College students have been banding together to play video games for decades. But the popularity of online gaming has grown so much that colleges are now offering athletic scholarships for “e-sports” participants. University of Kansas researchers have authored a study in which they interviewed e-sports athletes who compete at a university where they receive athletic scholarships for their gaming abilities. The study examined if the e-sports athletes do in fact consider themselves athletes, what their motivations are for taking part in the new venture and if the experience adds to their social capital like that of a more traditional college athlete.
While many a parent has worried about their child failing out of school because of too much time with a game controller in hand, students are now earning scholarships specifically for their gaming skills. For the 2015-2016 school year, five schools in the U.S. were offering scholarships through their athletic departments to students to take part in e-sports. Dozens more have club teams in which students compete without scholarships. In 2015 ESPN2 first aired a show titled “Heroes of the Dorm” in which University of California-Berkeley students competed against Arizona State University in a multiplayer online battle arena game called “Heroes of the Storm.”
The KU researchers interviewed 33 students on e-sports scholarships to learn more about their experiences and what the growing trend can mean for other institutions.
“They openly acknowledged there are stereotypes against e-sports athletes. Many people would say they’re ‘just a bunch of nerds,’ but they viewed themselves as athletes,” said Claire Schaeperkoetter, KU doctoral student and one of the study’s authors. “They felt being part of a team contributed positively to their experience at the university.”
The respondents cited their intense practice hours — as much as six hours a day, six days a week — the fact that they have coaches dedicated solely to working with them and the skills and focus required to compete at a high level as justifications for the athlete tag. The students compete, either remotely or at a shared location, against other teams in online, strategy-based games such as “Halo,” “League of Legends” and “Heroes of the Storm.”
The students’ motivations for taking part varied, but one jumped out at the researchers. Like other star athletes, students had dreams of making a career out of their field of competition.
“One thing we were surprised by is that a lot of them said they wanted to go pro. Whether it was to continue playing and making money, or to meet people in the business and have a career in the industry. In that sense they’re just like many other college athletes,” said Jordan Bass, assistant professor of sport management and faculty adviser for the study.
Respondents said they also took up e-sports at the college level simply because they enjoyed gaming and wanted to continue in college, or the fact they were offered a scholarship sealed the deal.
College athletics have long been shown to help athletes and students gain social capital on their campuses. When asked if their e-sports participation helped in that regard, respondents said they formed strong relationships with teammates but didn’t necessarily gain capital outside of the team within their university.
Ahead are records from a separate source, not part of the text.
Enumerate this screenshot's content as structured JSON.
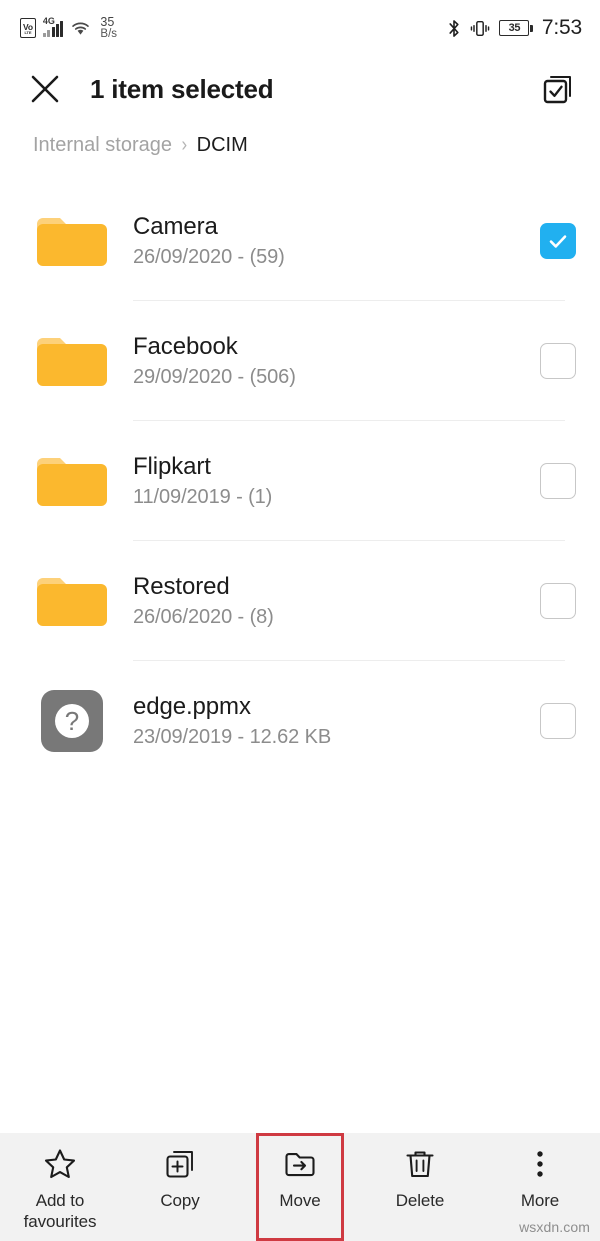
{
  "status_bar": {
    "volte_top": "Vo",
    "volte_bottom": "LTE",
    "network_gen": "4G",
    "speed_value": "35",
    "speed_unit": "B/s",
    "battery_level": "35",
    "time": "7:53",
    "icons": {
      "signal": "signal-bars-icon",
      "wifi": "wifi-icon",
      "bluetooth": "bluetooth-icon",
      "vibrate": "vibrate-icon",
      "battery": "battery-icon"
    }
  },
  "header": {
    "close_label": "close-icon",
    "title": "1 item selected",
    "select_all_label": "select-all-icon"
  },
  "breadcrumb": {
    "root": "Internal storage",
    "separator": "›",
    "current": "DCIM"
  },
  "file_list": [
    {
      "name": "Camera",
      "meta": "26/09/2020 - (59)",
      "icon": "folder-icon",
      "selected": true
    },
    {
      "name": "Facebook",
      "meta": "29/09/2020 - (506)",
      "icon": "folder-icon",
      "selected": false
    },
    {
      "name": "Flipkart",
      "meta": "11/09/2019 - (1)",
      "icon": "folder-icon",
      "selected": false
    },
    {
      "name": "Restored",
      "meta": "26/06/2020 - (8)",
      "icon": "folder-icon",
      "selected": false
    },
    {
      "name": "edge.ppmx",
      "meta": "23/09/2019 - 12.62 KB",
      "icon": "unknown-file-icon",
      "selected": false
    }
  ],
  "toolbar": [
    {
      "label": "Add to\nfavourites",
      "label_line1": "Add to",
      "label_line2": "favourites",
      "icon": "star-icon",
      "highlighted": false
    },
    {
      "label": "Copy",
      "icon": "copy-icon",
      "highlighted": false
    },
    {
      "label": "Move",
      "icon": "move-folder-icon",
      "highlighted": true
    },
    {
      "label": "Delete",
      "icon": "trash-icon",
      "highlighted": false
    },
    {
      "label": "More",
      "icon": "more-vertical-icon",
      "highlighted": false
    }
  ],
  "watermark": "wsxdn.com",
  "colors": {
    "folder": "#fbb82e",
    "folder_tab": "#fdd17a",
    "checkbox_selected": "#21b0f0",
    "unknown_file": "#787878",
    "highlight_box": "#cf3a42",
    "toolbar_bg": "#f2f2f2"
  }
}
They reported not interacting much with athletes from the school’s other sporting programs, but they also attributed that largely to the intense time and emotional investments required for competition. The majority did report being proud to wear their school’s athletic apparel on campus and represent their team, despite not necessarily gaining capital and inclusion through their participation.
The findings can help shed light on a growing field that will likely spread to more campuses in the near future. While there are only five schools offering scholarships as of the study, there are more tournaments taking place across the country ever year, and more players are making money through online gaming and sponsorships. E-sports are not currently sanctioned by the NCAA or NAIA, but if they were, schools would face a litany of questions to answer before deciding to add a program, or how to address questions facing current programs. Not least among them, students who can now win money through tournaments would have to meet amateur eligibility guidelines.
Before that happens, e-sports have a potential to be a recruiting tool and moneymaker for schools. Those offering scholarships through their athletic department are all relatively small, tuition-driven institutions.
“I can see a lot of small colleges and universities saying, ‘This is a way we can attract students who wouldn’t come to our school otherwise,’” Bass said.
Understanding the students’ motivations could also help administrators boost student retention while avoiding a potentially high rate of burnout, as well as boosting sponsorship and strengthening the campus community as a whole, the authors wrote.
Schaeperkoetter, Bass and Brent Oja, a sport management doctoral graduate, presented the findings last month at the College Sport Research Institute conference in Columbia, South Carolina. They conducted the study with several other KU graduate students: Jon Mays, Kyle Krueger, Sean Hyland, Ron Christian and Zach Wilkerson.
A better understanding of e-sports, which many likely would not even consider sport, can help colleges and universities guide their way through a growing cultural and financial phenomenon.
“It doesn’t matter if we think e-sports are actually sports or not,” Bass said. “Athletic administrators across the country have determined it is sport. It’s a highly competitive activity that requires a special set of skills. If we can accept that, it can give a whole new set of people a college sporting experience.”